The Student Health Center closure: A shaky transition

At the Student Health Center patients received the same care as any other doctor’s office for free or low cost.

Weber State University’s student senate meeting on April 10 revolved around the closure of the Student Health Center. This followed the April 3 announcement that the Ogden Clinic location on Harrison Boulevard is set to take on the duties of WSU student healthcare.

Daniel Kilcrease, executive director of Student Auxiliaries, returned to answer any questions and concerns that those attending the meeting had about the changes. Kilcrease said that, until further notice, he would serve as WSU’s liaison to Ogden Clinic, promising he would be available to properly address student concerns about the switch.

“I want to say, I welcomed your questions last week, I welcome your questions this week, and I talked to some of the senators and students after the meeting,” Kilcrease said.

Kilcrease said his door is always open to students who have concerns about student healthcare at Ogden Clinic.

One concern brought up was the loss of pharmaceutical support for WSU students, something that was previously provided by the SHC to a limited extent through its small pharmacy.

“When we entered into the RFP [request for proposal] process back in fall semester, we did not put pharmaceutical services as part of the RFP,” Kilcrease said.

Honors Senator Daniela Salcido Benavides was the first person at the meeting to speak after the room was opened up for questions and comments. Salcido Benavides said she recently had a negative experience at Ogden Clinic. She arrived at Ogden Clinic’s urgent care on April 7 at 4 p.m. and wasn’t seen until over four hours later at 8:30 p.m. Salcido Benavides said she had been told the wait would be 25 minutes.

Salcido Benavides said the staff didn’t appear to be fully aware of how to handle WSU students. After being asked for her ID, Salcido Benavides said she presented her WSU ID and was told by the staff that they also needed to see her driver’s license. This made her wonder how DACA and undocumented students would be treated at Ogden Clinic.

Salcido Benavides characterized her experience with Ogden Clinic as a WSU student as “disappointing,” citing a lack of inclusivity and the impression that staff at Ogden Clinic were not aware of any special accommodations for WSU students. Kilcrease said he would follow up with Ogden Clinic about Salcido Benavides’ concerns.

Kilcrease said the decision for the switch was primarily motivated by the chance to improve student healthcare services, highlighting that Ogden Clinic has longer hours and is open during fall and spring break and between semesters.

Another motivation behind the switch was to save money in order to pay for faculty raises. Kilcrease cited the tuition freeze passed by Gov. Spencer Cox in 2022 and demands from the Utah Legislature to increase faculty pay as the reason why cuts had to be made.

According to the email sent out to all WSU students announcing the change in student health services, the new contract service with Ogden Clinic saves 47% in student fees.

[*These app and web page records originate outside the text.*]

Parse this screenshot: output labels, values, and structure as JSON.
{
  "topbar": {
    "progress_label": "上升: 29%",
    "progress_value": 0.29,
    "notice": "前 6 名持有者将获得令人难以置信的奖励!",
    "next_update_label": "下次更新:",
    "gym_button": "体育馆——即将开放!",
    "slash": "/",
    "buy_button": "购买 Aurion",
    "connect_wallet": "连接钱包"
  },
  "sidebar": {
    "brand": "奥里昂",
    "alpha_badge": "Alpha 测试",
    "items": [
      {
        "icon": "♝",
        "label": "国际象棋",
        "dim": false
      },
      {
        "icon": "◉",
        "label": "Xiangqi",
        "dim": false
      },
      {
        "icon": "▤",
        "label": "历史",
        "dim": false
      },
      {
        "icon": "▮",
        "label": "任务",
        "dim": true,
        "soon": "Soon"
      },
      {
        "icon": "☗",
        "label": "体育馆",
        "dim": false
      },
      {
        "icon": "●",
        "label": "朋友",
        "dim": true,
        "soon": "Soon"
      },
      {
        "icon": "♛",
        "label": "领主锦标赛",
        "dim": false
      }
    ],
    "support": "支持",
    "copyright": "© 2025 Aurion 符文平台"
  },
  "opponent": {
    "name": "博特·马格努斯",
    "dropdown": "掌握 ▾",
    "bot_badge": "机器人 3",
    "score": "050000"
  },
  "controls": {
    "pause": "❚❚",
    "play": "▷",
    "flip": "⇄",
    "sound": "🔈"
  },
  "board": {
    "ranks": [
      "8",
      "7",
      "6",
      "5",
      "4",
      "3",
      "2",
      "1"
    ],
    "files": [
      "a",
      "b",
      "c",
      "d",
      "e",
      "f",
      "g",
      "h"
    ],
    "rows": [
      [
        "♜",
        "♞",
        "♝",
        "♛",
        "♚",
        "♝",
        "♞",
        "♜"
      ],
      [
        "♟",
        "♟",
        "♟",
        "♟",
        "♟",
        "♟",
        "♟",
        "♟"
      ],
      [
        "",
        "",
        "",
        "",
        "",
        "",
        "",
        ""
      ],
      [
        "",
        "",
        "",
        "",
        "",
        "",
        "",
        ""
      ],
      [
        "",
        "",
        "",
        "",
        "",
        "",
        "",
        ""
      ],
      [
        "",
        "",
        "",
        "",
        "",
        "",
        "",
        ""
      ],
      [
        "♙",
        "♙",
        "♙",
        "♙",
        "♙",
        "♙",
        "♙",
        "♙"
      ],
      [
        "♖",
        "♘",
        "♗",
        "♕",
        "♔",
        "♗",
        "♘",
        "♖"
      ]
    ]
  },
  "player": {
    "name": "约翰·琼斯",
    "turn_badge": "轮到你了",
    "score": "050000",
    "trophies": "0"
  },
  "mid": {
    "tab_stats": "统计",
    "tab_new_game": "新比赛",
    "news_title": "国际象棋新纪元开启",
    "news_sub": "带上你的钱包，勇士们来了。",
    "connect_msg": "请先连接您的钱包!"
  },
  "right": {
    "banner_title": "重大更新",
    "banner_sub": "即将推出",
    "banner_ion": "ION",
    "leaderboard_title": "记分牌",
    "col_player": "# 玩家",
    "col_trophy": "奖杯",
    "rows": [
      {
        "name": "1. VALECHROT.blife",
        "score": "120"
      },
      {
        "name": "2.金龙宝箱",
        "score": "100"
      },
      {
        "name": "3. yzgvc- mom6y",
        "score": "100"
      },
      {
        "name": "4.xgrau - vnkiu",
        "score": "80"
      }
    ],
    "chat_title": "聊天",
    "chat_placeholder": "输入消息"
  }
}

Kilcrease said the cut costs from student fees will go to budget cuts due to decreased enrollment and to pay raises for faculty, and won’t be reflected as a decrease in the amount that WSU students will pay in student fees next year.

Several student senators expressed frustrations over the lack of transparency and student involvement in the switch to Ogden Clinic.